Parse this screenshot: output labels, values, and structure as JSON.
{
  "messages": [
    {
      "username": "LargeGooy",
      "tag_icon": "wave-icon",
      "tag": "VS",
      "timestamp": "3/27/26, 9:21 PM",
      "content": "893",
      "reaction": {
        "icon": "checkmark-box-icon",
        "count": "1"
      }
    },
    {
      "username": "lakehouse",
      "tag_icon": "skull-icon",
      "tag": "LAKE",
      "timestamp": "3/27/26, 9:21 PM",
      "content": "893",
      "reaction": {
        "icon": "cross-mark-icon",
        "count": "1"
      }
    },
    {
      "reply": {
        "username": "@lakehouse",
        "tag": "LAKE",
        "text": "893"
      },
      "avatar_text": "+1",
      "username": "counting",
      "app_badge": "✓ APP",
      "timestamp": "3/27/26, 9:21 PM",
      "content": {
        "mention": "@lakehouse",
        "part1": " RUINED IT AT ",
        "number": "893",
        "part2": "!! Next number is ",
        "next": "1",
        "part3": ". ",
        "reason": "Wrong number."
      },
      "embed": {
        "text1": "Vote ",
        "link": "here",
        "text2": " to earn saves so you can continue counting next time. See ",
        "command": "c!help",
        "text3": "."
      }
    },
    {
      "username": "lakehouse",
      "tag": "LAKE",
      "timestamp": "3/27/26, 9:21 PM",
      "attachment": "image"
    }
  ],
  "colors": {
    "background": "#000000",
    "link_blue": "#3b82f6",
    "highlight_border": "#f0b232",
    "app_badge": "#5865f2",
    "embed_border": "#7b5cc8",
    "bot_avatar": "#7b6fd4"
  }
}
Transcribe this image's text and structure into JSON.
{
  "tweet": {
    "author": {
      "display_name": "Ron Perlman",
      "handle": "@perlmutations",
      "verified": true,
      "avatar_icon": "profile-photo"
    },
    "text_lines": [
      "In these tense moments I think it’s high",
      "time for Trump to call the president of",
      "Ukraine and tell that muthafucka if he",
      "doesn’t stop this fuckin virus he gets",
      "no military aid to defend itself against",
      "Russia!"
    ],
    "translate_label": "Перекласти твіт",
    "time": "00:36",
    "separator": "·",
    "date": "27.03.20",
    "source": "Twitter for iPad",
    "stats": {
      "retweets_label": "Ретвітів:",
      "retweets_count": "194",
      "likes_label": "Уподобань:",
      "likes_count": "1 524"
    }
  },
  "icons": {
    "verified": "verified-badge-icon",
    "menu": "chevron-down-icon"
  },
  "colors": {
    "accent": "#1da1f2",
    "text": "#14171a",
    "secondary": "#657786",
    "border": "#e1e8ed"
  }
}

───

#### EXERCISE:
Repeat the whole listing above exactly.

#### ANSWER FOR THIS EXERCISE:
Parse this screenshot: output labels, values, and structure as JSON.
{
  "messages": [
    {
      "username": "LargeGooy",
      "tag_icon": "wave-icon",
      "tag": "VS",
      "timestamp": "3/27/26, 9:21 PM",
      "content": "893",
      "reaction": {
        "icon": "checkmark-box-icon",
        "count": "1"
      }
    },
    {
      "username": "lakehouse",
      "tag_icon": "skull-icon",
      "tag": "LAKE",
      "timestamp": "3/27/26, 9:21 PM",
      "content": "893",
      "reaction": {
        "icon": "cross-mark-icon",
        "count": "1"
      }
    },
    {
      "reply": {
        "username": "@lakehouse",
        "tag": "LAKE",
        "text": "893"
      },
      "avatar_text": "+1",
      "username": "counting",
      "app_badge": "✓ APP",
      "timestamp": "3/27/26, 9:21 PM",
      "content": {
        "mention": "@lakehouse",
        "part1": " RUINED IT AT ",
        "number": "893",
        "part2": "!! Next number is ",
        "next": "1",
        "part3": ". ",
        "reason": "Wrong number."
      },
      "embed": {
        "text1": "Vote ",
        "link": "here",
        "text2": " to earn saves so you can continue counting next time. See ",
        "command": "c!help",
        "text3": "."
      }
    },
    {
      "username": "lakehouse",
      "tag": "LAKE",
      "timestamp": "3/27/26, 9:21 PM",
      "attachment": "image"
    }
  ],
  "colors": {
    "background": "#000000",
    "link_blue": "#3b82f6",
    "highlight_border": "#f0b232",
    "app_badge": "#5865f2",
    "embed_border": "#7b5cc8",
    "bot_avatar": "#7b6fd4"
  }
}
Transcribe this image's text and structure into JSON.
{
  "tweet": {
    "author": {
      "display_name": "Ron Perlman",
      "handle": "@perlmutations",
      "verified": true,
      "avatar_icon": "profile-photo"
    },
    "text_lines": [
      "In these tense moments I think it’s high",
      "time for Trump to call the president of",
      "Ukraine and tell that muthafucka if he",
      "doesn’t stop this fuckin virus he gets",
      "no military aid to defend itself against",
      "Russia!"
    ],
    "translate_label": "Перекласти твіт",
    "time": "00:36",
    "separator": "·",
    "date": "27.03.20",
    "source": "Twitter for iPad",
    "stats": {
      "retweets_label": "Ретвітів:",
      "retweets_count": "194",
      "likes_label": "Уподобань:",
      "likes_count": "1 524"
    }
  },
  "icons": {
    "verified": "verified-badge-icon",
    "menu": "chevron-down-icon"
  },
  "colors": {
    "accent": "#1da1f2",
    "text": "#14171a",
    "secondary": "#657786",
    "border": "#e1e8ed"
  }
}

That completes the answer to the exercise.